Skip to main content
CNN.com /TRANSCRIPTS

CNN TV
EDITIONS





CNN LIVE THIS MORNING

America's New War: Terrorist Documents Found Describe Rules of Engagement

Aired September 28, 2001 - 09:01   ET

THIS IS A RUSH TRANSCRIPT. THIS COPY MAY NOT BE IN ITS FINAL FORM AND MAY BE UPDATED.


THIS IS A RUSH TRANSCRIPT. THIS COPY MAY NOT BE IN ITS FINAL FORM AND MAY BE UPDATED.
PAULA ZAHN, CNN ANCHOR: On the investigative front, the director of the FBI says one or more of the suspected hijackers had ties to the terrorist network run by Osama bin Laden.

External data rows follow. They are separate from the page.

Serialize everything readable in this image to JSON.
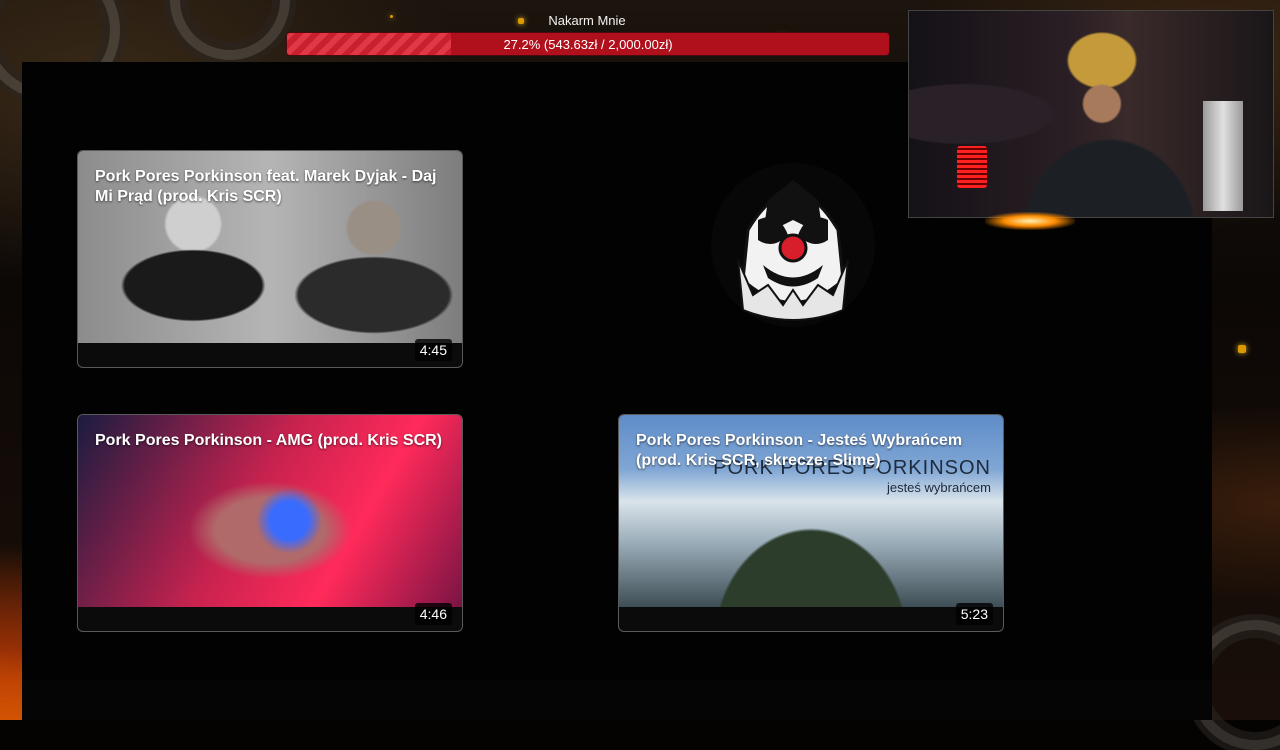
{
  "donation_goal": {
    "title": "Nakarm Mnie",
    "progress_percent": 27.2,
    "progress_text": "27.2% (543.63zł / 2,000.00zł)",
    "bar_color": "#b0101c"
  },
  "videos": [
    {
      "title": "Pork Pores Porkinson feat. Marek Dyjak - Daj Mi Prąd (prod. Kris SCR)",
      "duration": "4:45"
    },
    {
      "title": "Pork Pores Porkinson - AMG (prod. Kris SCR)",
      "duration": "4:46"
    },
    {
      "title": "Pork Pores Porkinson - Jesteś Wybrańcem (prod. Kris SCR, skrecze: Slime)",
      "duration": "5:23",
      "thumbnail_text": {
        "line1": "PORK PORES PORKINSON",
        "line2": "jesteś wybrańcem"
      }
    }
  ],
  "logo": {
    "icon": "clown-face-icon"
  },
  "webcam": {
    "icon": "webcam-feed"
  }
}
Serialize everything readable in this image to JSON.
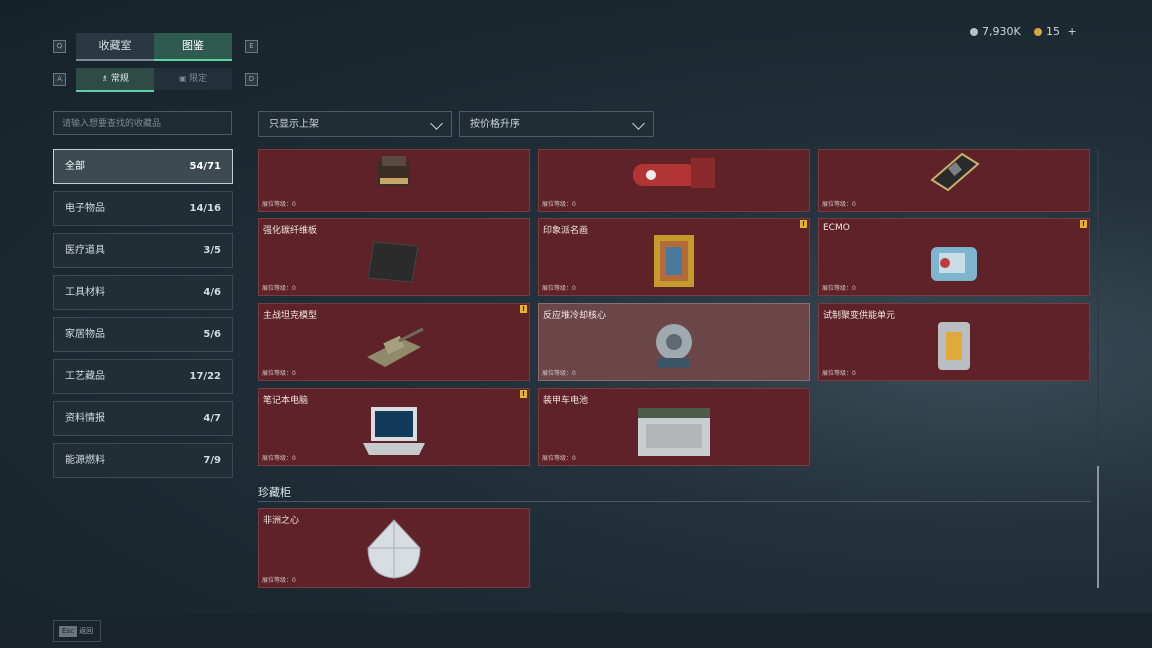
{
  "header": {
    "tabs": [
      {
        "label": "收藏室"
      },
      {
        "label": "图鉴"
      }
    ],
    "subtabs": [
      {
        "label": "常规"
      },
      {
        "label": "限定"
      }
    ],
    "keys": {
      "left_top": "Q",
      "right_top": "E",
      "left_sub": "A",
      "right_sub": "D"
    },
    "currency": {
      "silver": "7,930K",
      "gold": "15",
      "add": "+"
    }
  },
  "search": {
    "placeholder": "请输入想要查找的收藏品"
  },
  "filters": {
    "status": "只显示上架",
    "sort": "按价格升序"
  },
  "categories": [
    {
      "label": "全部",
      "count": "54/71"
    },
    {
      "label": "电子物品",
      "count": "14/16"
    },
    {
      "label": "医疗道具",
      "count": "3/5"
    },
    {
      "label": "工具材料",
      "count": "4/6"
    },
    {
      "label": "家居物品",
      "count": "5/6"
    },
    {
      "label": "工艺藏品",
      "count": "17/22"
    },
    {
      "label": "资料情报",
      "count": "4/7"
    },
    {
      "label": "能源燃料",
      "count": "7/9"
    }
  ],
  "items": [
    {
      "name": "",
      "level": "展位等级：0"
    },
    {
      "name": "",
      "level": "展位等级：0"
    },
    {
      "name": "",
      "level": "展位等级：0"
    },
    {
      "name": "强化碳纤维板",
      "level": "展位等级：0"
    },
    {
      "name": "印象派名画",
      "level": "展位等级：0",
      "warn": "!"
    },
    {
      "name": "ECMO",
      "level": "展位等级：0",
      "warn": "!"
    },
    {
      "name": "主战坦克模型",
      "level": "展位等级：0",
      "warn": "!"
    },
    {
      "name": "反应堆冷却核心",
      "level": "展位等级：0"
    },
    {
      "name": "试制聚变供能单元",
      "level": "展位等级：0"
    },
    {
      "name": "笔记本电脑",
      "level": "展位等级：0",
      "warn": "!"
    },
    {
      "name": "装甲车电池",
      "level": "展位等级：0"
    }
  ],
  "section": {
    "title": "珍藏柜"
  },
  "vault_items": [
    {
      "name": "非洲之心",
      "level": "展位等级：0"
    }
  ],
  "footer": {
    "esc_key": "Esc",
    "esc_label": "返回"
  },
  "colors": {
    "accent": "#5fd1a6",
    "card_bg": "#5e2228",
    "warning": "#e7b52a"
  }
}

Now, let's go right now to the investigation these of attacks.

Our own Susan Candiotti is in Miami. She has information on those documents found in the car of two suspected terrorists -- Susan.

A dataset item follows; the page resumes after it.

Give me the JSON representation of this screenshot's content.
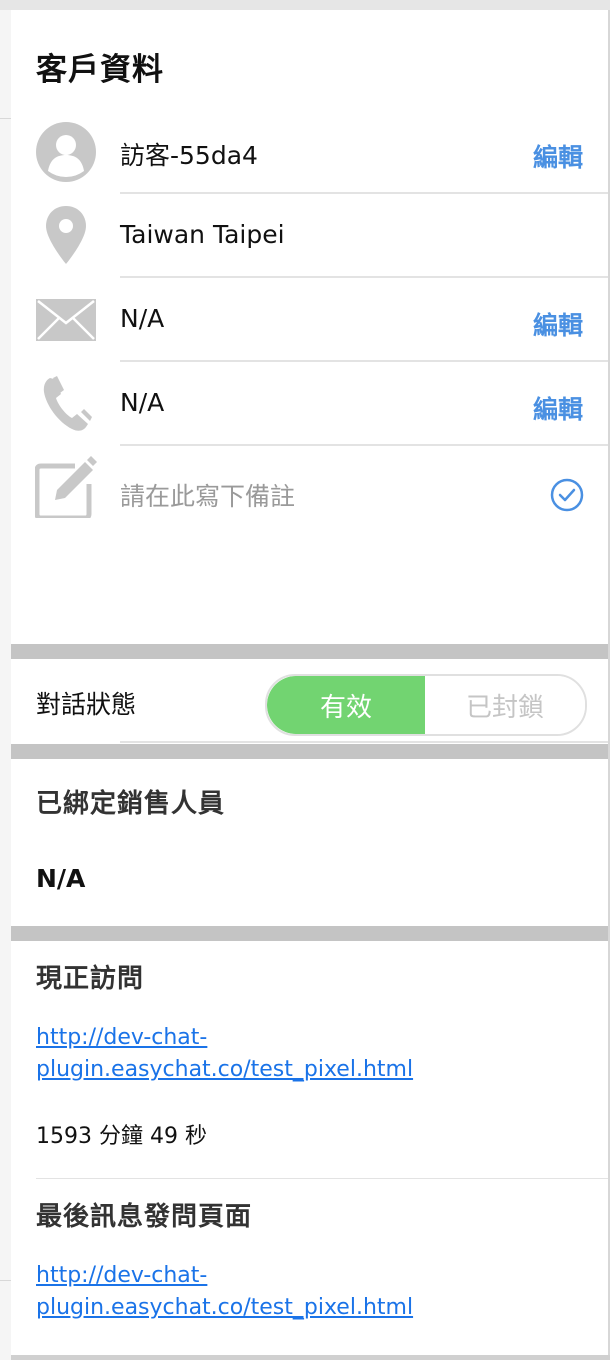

SUSAN CANDIOTTI, CNN CORRESPONDENT: Hello, Paula.

One source describes those documents as rules of engagement, how to carry out their mission, how to prepare to die, to put them in sort of the right mental zone.

Investigators found the document, a photocopy, among the belongings left behind by Mohammed Atta, believed to have piloted the first plane that hit the World Trade Center. It's originally hand written in Arabic, author unknown. Among the instructions, a source tells CNN, these words: "Strike your enemy above his neck." Much of the document includes rudimentary rules for a terrorist, how to dress, how to get a taxi, be on time.

The "Washington Post" in today's editions quoted additional excerpts: "Check all of your items, your bag, your clothes, knifes, your will, your IDs, your passport, all your papers." It continues: "Make sure that nobody is following you."

A source told us the document contains paragraph after paragraph of spiritual messages, asking God for guidance. Under a section called "The Last Night" the "Washington Post" said there was a promise of everlasting life. It ends this way: "We are of God, and to God we return."

Now, both "Washington Post" and "Dallas Morning News" also report that this similar document was found among the wreckage of another plane that was hijacked, the doomed flight that crashed in Pennsylvania -- Paula.

ZAHN: Susan do we know that if Atta left anything else behind of significance?

CANDIOTTI: We do. Sources tell us that among his belongings they also found the names and phone numbers of possible associates; obviously, that would be a critical lead and is being followed up on. Now, why he would leave something behind, no one knows.

ZAHN: But, Susan, going back to this primer on how these suspected hijackers were supposed to spend their last days, is there -- I know those bags didn't make it on the plane from Portland, Maine to Boston. Is there any suggestion that these documents were purposely left behind or just as a result of the bag not making it on the plane?

CANDIOTTI: It would appear it's because the bag simply didn't make the flight, but because we now have those documents, the authorities have those documents in their possession, obviously, it gives them incredible insight into what their thinking was and as they continue to look for other associates to see if they can shed more light on this.

ZAHN: OK. Susan, thanks so much for that update, fascinating.

TO ORDER A VIDEO OF THIS TRANSCRIPT, PLEASE CALL 800-CNN-NEWS OR USE OUR SECURE ONLINE ORDER FORM LOCATED AT www.fdch.com


 
 
 
 


 Search   

Back to the top